Here’s what happened:

  1. Homer Ray Howard was a Cromer Food Services (CFS) route driver who serviced vending machines at Greenville Hospital.
  2. Two Greenville Hospital employees began harassing Howard with sexual comments and propositions.
  3. Howard filed multiple complaints to CFS and one to the hospital itself, with no results.
  4. Howard then filed a complaint with the EEOC.
  5. CFS – after being notified of the EEOC complaint – offered Howard a different route schedule that was lower paying and conflicted with his parental responsibilities.
  6. Howard declined the offer.
  7. CFS then fired Howard.

The court felt CFS’s offer to Howard was not sufficient enough to shield it from responsibility, since it would have placed Howard in a worse position than before (minus the harassment, of course).

The case certainly highlights the importance of taking employee complaints seriously – even if the complaint isn’t about one of your employees.

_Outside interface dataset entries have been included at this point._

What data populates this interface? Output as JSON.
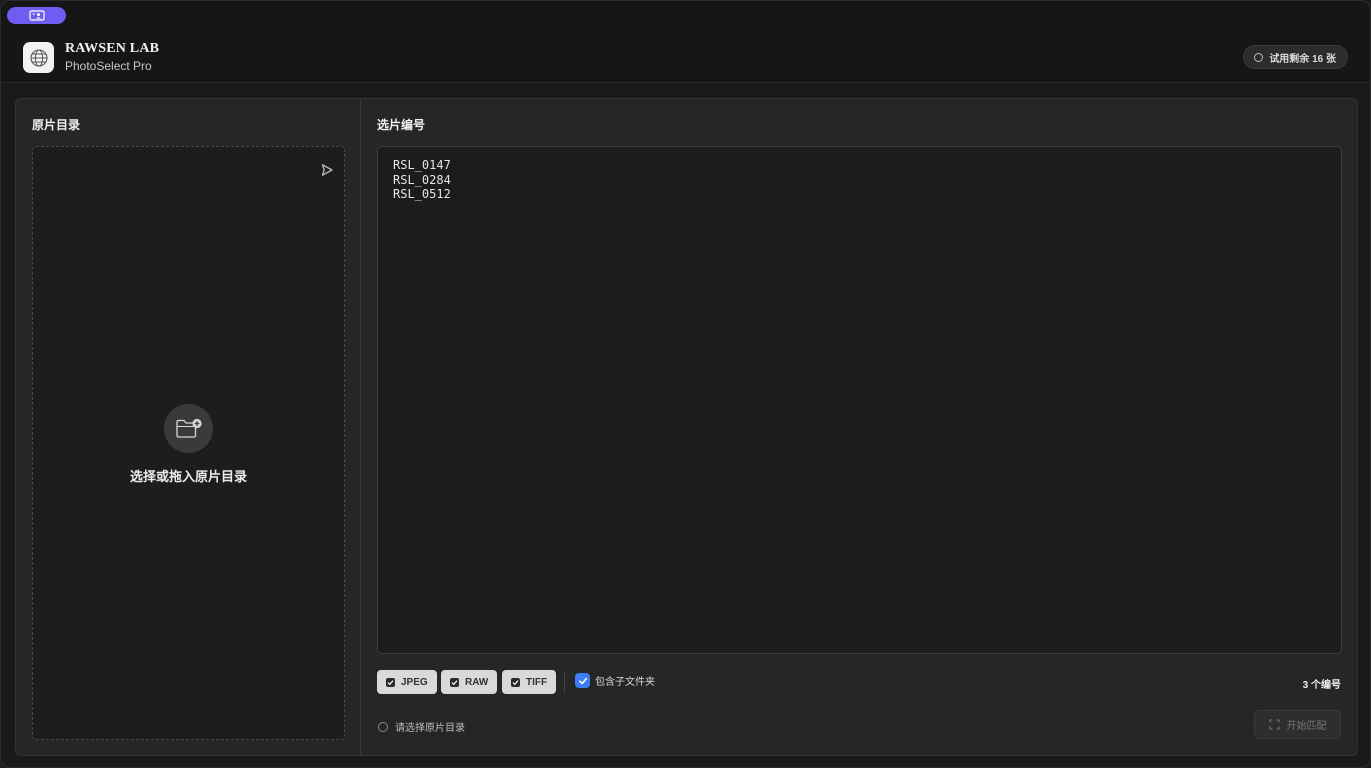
{
  "header": {
    "brand_title": "RAWSEN LAB",
    "brand_subtitle": "PhotoSelect Pro",
    "trial_badge": "试用剩余 16 张",
    "accent_color": "#6f5cf0"
  },
  "left_panel": {
    "title": "原片目录",
    "dropzone_label": "选择或拖入原片目录",
    "dropzone_icon": "folder-add-icon",
    "corner_icon": "cursor-arrow-icon"
  },
  "right_panel": {
    "title": "选片编号",
    "codes_text": "RSL_0147\nRSL_0284\nRSL_0512",
    "formats": [
      {
        "label": "JPEG",
        "checked": true
      },
      {
        "label": "RAW",
        "checked": true
      },
      {
        "label": "TIFF",
        "checked": true
      }
    ],
    "subfolder_label": "包含子文件夹",
    "subfolder_checked": true,
    "subfolder_color": "#3d7df5",
    "count_label": "3  个编号",
    "status_text": "请选择原片目录",
    "start_button": "开始匹配"
  }
}
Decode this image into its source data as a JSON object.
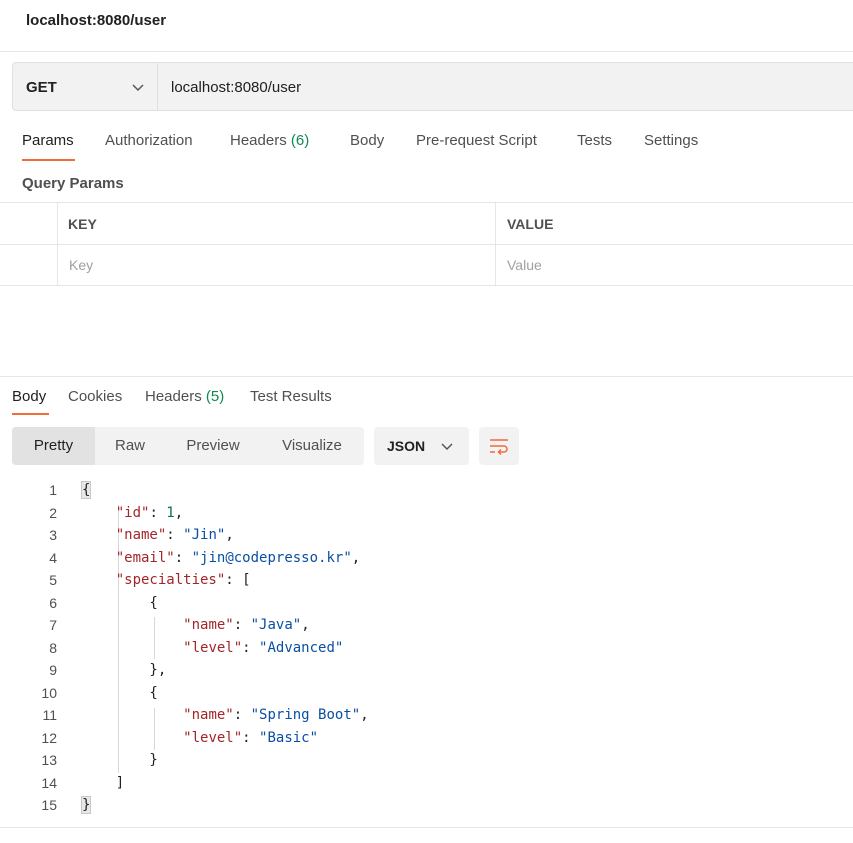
{
  "header": {
    "title": "localhost:8080/user"
  },
  "request": {
    "method": "GET",
    "url": "localhost:8080/user",
    "tabs": [
      {
        "label": "Params",
        "count": ""
      },
      {
        "label": "Authorization",
        "count": ""
      },
      {
        "label": "Headers",
        "count": "(6)"
      },
      {
        "label": "Body",
        "count": ""
      },
      {
        "label": "Pre-request Script",
        "count": ""
      },
      {
        "label": "Tests",
        "count": ""
      },
      {
        "label": "Settings",
        "count": ""
      }
    ],
    "active_tab": "Params",
    "query_params": {
      "title": "Query Params",
      "columns": [
        "KEY",
        "VALUE"
      ],
      "placeholder_key": "Key",
      "placeholder_value": "Value"
    }
  },
  "response": {
    "tabs": [
      {
        "label": "Body",
        "count": ""
      },
      {
        "label": "Cookies",
        "count": ""
      },
      {
        "label": "Headers",
        "count": "(5)"
      },
      {
        "label": "Test Results",
        "count": ""
      }
    ],
    "active_tab": "Body",
    "view_modes": [
      "Pretty",
      "Raw",
      "Preview",
      "Visualize"
    ],
    "active_view": "Pretty",
    "format": "JSON",
    "code_lines": [
      "1",
      "2",
      "3",
      "4",
      "5",
      "6",
      "7",
      "8",
      "9",
      "10",
      "11",
      "12",
      "13",
      "14",
      "15"
    ],
    "body": {
      "id": 1,
      "name": "Jin",
      "email": "jin@codepresso.kr",
      "specialties": [
        {
          "name": "Java",
          "level": "Advanced"
        },
        {
          "name": "Spring Boot",
          "level": "Basic"
        }
      ]
    }
  },
  "colors": {
    "accent": "#f26b3a",
    "count_green": "#0f8a4f",
    "json_key": "#a1262a",
    "json_string": "#0b4fa3",
    "json_number": "#0b6e4f"
  },
  "icons": {
    "method_dropdown": "chevron-down-icon",
    "format_dropdown": "chevron-down-icon",
    "wrap": "wrap-lines-icon"
  }
}
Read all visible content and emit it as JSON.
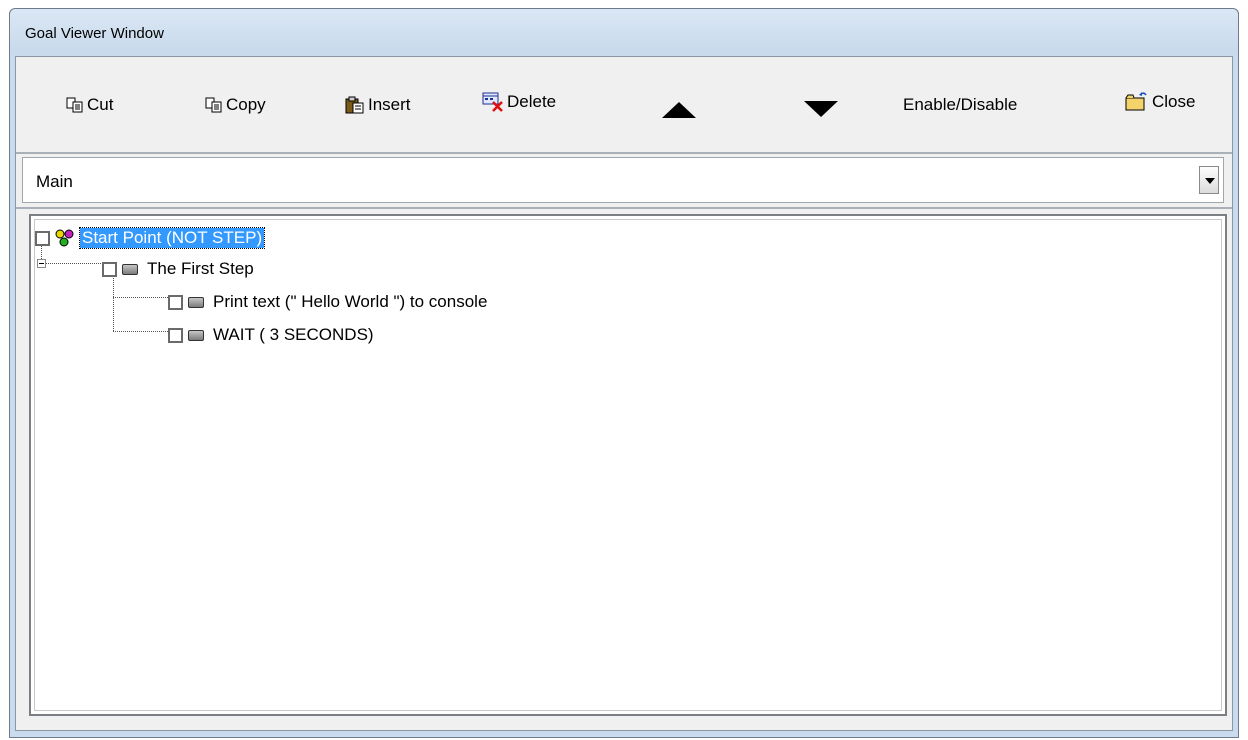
{
  "window": {
    "title": "Goal Viewer Window"
  },
  "toolbar": {
    "cut_label": "Cut",
    "copy_label": "Copy",
    "insert_label": "Insert",
    "delete_label": "Delete",
    "move_up_icon": "triangle-up-icon",
    "move_down_icon": "triangle-down-icon",
    "enable_disable_label": "Enable/Disable",
    "close_label": "Close"
  },
  "goal_selector": {
    "selected": "Main"
  },
  "tree": {
    "nodes": [
      {
        "label": "Start Point (NOT STEP)",
        "selected": true
      },
      {
        "label": "The First Step",
        "expanded": true
      },
      {
        "label": "Print text (\" Hello World \") to console"
      },
      {
        "label": "WAIT ( 3 SECONDS)"
      }
    ]
  },
  "colors": {
    "selection": "#3399ff",
    "titlebar": "#c9dbec"
  }
}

To read more about EEOC v. Cromer Food Servs., Inc., click here.

Even though Internet pornography has helped forward the careers of such prominent figures as Paris Hilton, Kim Kardashian, and Screech from Saved By the Bell, I doubt it’s the kind of web presence you would want associated with your company.

If you haven’t heard – well, I guess even if you have – the Internet Corporation for Assigned Names and Numbers (ICANN) has approved a new top-level domain (TLD):  .xxx.  The .xxx will be used for adult entertainment industry websites, and there is every possibility they could use your trademarked company name!

I don’t know why an adult entertainment company would want as their domain name (though, nothing turns me on like an upset stomach), but they’d want to make sure they couldn’t get it if they tried.  Luckily, our partners at ReedSmith LLP are here to help teach us how to do it with an article entitled, “Protecting Your Trademarks in the World of .xxx Domain Names.”

Learn how to protect your brand from the ever-creeping hand of Internet pornography – click here to read the article.

What to do if you receive a “no match” letter

For the most part, the only “no match” letters I received were emails from  But now the Social Security Administration (SSA) wants to join in on the fun.

On April 6th, 2011, the SSA announced it would once again begin sending “Decentralized Correspondence” (“DECOR”), also called “no match” letters.  The letters, sent to employees or – if a home address can’t be verified – their employers, notify employees of discrepancies between submitted information and the SSA’s records.  So basically mismatched Social Security numbers and the like.

Now, if you receive a “no match” letter for one of your employees, don’t panic!  It doesn’t necessarily mean that employee is working for you illegally.

The attorneys at Schwabe, Williamson, & Wyatt have written an article with some tips on what to do if you find yourself having to handle a “no match” situation.  The article advises you to:

  • not take adverse action against the employee
  • check your records ASAP to make sure the error wasn’t on your end
  • if you receive the letter – not the employee – notify him or her ASAP (definitely within 30 days)
  • instruct the employee – dated and in writing – to contact the local SSA office.

To read the full article, click here.